• [ACTION ITEM]:
Among the entries that follow, some lines contain the word "JSON". Show all of them.

Page and application data records:
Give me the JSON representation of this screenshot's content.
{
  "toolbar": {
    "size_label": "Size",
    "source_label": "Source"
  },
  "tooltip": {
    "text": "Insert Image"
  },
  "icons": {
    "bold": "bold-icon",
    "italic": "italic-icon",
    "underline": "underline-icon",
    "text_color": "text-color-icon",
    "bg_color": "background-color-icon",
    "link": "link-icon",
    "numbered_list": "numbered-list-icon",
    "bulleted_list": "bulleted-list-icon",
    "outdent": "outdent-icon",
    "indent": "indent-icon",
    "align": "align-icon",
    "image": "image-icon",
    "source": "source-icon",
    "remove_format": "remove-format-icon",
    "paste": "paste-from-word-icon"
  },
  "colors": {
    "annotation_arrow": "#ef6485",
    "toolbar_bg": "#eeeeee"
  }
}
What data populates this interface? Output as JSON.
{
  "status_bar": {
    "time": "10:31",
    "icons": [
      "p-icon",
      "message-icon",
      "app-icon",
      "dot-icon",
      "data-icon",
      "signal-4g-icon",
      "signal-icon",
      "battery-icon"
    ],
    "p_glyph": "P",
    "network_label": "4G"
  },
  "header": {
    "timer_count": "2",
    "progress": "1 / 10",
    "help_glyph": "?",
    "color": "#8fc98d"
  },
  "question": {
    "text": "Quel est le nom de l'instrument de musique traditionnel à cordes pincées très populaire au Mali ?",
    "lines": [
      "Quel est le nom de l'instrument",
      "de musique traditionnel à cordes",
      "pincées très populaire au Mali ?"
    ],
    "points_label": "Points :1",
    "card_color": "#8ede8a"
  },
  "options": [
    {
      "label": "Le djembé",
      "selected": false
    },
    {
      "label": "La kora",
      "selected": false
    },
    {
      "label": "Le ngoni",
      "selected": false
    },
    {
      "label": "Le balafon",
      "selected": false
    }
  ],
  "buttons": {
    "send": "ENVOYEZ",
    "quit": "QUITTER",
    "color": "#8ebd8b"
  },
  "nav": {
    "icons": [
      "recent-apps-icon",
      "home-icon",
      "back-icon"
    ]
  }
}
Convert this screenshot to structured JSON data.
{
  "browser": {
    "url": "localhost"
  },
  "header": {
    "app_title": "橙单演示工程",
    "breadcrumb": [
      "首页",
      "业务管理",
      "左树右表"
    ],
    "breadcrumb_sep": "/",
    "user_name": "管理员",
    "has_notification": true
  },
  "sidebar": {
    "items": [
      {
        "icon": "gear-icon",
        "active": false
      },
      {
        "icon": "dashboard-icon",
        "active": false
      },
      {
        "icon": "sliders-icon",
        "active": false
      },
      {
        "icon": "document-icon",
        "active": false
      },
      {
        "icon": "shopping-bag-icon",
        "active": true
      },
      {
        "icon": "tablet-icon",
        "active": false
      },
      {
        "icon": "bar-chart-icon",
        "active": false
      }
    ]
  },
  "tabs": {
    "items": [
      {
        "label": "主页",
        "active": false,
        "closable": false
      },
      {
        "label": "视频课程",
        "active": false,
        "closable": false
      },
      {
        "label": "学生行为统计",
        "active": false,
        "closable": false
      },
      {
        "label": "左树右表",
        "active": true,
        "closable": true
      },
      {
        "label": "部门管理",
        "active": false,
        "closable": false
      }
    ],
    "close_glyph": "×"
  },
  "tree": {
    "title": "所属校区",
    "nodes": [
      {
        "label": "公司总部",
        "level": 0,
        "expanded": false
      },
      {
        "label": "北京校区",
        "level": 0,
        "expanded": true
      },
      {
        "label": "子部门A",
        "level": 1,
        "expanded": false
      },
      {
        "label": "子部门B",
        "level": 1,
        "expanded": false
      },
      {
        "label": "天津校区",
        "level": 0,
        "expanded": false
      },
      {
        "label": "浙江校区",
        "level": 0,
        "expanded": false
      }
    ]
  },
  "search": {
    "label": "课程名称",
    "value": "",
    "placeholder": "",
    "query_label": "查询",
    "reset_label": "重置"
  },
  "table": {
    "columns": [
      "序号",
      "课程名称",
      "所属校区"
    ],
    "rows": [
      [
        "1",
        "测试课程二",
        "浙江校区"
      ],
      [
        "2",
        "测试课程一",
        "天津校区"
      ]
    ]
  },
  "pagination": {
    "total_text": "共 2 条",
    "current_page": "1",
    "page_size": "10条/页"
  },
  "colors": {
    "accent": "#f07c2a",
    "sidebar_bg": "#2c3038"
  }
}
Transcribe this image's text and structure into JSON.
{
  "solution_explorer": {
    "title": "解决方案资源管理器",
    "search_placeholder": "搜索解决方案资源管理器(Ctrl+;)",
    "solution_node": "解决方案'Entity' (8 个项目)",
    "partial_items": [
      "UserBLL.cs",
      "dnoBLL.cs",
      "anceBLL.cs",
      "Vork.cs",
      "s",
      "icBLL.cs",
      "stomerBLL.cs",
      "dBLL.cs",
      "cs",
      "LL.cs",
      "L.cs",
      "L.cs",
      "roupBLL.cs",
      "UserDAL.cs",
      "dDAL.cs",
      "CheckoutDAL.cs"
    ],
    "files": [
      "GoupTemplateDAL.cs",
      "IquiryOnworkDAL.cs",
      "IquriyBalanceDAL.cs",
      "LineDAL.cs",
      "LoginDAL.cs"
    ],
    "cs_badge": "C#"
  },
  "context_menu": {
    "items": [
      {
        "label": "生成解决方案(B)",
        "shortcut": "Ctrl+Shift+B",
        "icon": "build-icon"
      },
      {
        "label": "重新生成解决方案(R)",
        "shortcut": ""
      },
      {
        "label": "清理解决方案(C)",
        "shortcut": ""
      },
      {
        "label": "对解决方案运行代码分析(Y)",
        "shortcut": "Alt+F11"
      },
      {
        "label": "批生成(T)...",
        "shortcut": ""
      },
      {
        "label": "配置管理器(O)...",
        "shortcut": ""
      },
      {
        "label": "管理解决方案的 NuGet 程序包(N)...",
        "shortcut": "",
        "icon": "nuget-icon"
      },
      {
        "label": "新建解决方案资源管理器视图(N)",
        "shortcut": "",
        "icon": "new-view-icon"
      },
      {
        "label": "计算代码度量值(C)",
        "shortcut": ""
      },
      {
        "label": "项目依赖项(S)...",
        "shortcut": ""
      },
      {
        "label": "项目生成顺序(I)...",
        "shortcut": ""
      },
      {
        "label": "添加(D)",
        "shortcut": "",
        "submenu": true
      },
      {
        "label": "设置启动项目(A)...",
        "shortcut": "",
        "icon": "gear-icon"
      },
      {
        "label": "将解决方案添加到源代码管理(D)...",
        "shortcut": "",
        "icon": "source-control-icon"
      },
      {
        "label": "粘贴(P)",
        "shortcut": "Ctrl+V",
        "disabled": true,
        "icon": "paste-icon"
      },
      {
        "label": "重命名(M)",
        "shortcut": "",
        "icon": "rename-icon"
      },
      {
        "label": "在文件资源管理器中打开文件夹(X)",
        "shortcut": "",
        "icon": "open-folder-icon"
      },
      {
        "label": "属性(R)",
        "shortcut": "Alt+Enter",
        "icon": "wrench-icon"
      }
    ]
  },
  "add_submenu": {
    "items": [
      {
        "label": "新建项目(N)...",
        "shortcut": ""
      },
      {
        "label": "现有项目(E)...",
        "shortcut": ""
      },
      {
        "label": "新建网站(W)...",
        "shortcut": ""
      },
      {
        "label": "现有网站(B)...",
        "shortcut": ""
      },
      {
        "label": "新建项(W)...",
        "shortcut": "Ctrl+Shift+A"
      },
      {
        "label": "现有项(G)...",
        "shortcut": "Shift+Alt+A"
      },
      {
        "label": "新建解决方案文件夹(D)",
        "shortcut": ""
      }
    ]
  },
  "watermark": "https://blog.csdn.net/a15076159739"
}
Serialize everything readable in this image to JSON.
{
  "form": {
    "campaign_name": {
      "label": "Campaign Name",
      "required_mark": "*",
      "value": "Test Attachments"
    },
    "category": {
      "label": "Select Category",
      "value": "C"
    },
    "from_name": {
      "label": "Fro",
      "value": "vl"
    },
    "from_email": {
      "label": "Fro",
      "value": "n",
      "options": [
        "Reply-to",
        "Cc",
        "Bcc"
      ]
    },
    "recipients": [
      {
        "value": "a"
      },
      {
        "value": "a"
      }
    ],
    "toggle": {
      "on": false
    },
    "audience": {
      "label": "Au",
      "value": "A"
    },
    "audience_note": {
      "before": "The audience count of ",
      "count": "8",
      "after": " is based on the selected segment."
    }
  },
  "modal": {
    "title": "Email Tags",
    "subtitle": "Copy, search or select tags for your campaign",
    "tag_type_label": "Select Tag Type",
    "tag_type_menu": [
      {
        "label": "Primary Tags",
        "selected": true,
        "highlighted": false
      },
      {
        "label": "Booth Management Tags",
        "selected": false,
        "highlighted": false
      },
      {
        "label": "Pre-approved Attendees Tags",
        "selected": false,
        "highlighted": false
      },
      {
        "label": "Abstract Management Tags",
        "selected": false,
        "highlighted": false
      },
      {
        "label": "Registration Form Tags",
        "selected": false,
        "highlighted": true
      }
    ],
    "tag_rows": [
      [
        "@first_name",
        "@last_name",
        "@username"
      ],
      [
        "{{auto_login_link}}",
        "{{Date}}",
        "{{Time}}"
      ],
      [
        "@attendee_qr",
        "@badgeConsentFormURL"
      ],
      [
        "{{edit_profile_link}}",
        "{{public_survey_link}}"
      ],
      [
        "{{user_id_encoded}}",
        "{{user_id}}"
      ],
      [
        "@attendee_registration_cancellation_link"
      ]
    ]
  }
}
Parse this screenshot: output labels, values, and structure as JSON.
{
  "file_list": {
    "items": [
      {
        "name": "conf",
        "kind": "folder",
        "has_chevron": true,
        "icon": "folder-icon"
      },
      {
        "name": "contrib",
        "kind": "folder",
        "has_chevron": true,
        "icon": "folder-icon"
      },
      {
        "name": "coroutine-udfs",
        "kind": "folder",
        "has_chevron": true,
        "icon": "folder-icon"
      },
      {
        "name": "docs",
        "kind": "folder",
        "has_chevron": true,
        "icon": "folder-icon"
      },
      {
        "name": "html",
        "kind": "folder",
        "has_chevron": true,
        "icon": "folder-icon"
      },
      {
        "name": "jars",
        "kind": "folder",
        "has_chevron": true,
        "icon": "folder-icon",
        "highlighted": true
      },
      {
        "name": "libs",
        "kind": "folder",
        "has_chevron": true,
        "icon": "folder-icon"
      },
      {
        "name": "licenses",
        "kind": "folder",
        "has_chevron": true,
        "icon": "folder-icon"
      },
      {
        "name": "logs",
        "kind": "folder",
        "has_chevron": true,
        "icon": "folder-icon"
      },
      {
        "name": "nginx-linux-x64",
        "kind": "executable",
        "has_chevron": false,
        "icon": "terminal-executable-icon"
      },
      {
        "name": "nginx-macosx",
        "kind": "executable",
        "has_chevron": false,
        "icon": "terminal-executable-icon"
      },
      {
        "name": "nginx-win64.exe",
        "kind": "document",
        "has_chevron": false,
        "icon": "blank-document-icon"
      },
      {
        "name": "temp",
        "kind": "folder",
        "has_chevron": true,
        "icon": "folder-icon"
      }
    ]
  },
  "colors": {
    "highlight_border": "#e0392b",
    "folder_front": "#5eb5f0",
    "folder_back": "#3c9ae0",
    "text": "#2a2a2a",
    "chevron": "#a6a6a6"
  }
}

• [SOLUTION TO THIS EXERCISE]:
Give me the JSON representation of this screenshot's content.
What data populates this interface? Output as JSON.
Convert this screenshot to structured JSON data.
Transcribe this image's text and structure into JSON.
Serialize everything readable in this image to JSON.
Parse this screenshot: output labels, values, and structure as JSON.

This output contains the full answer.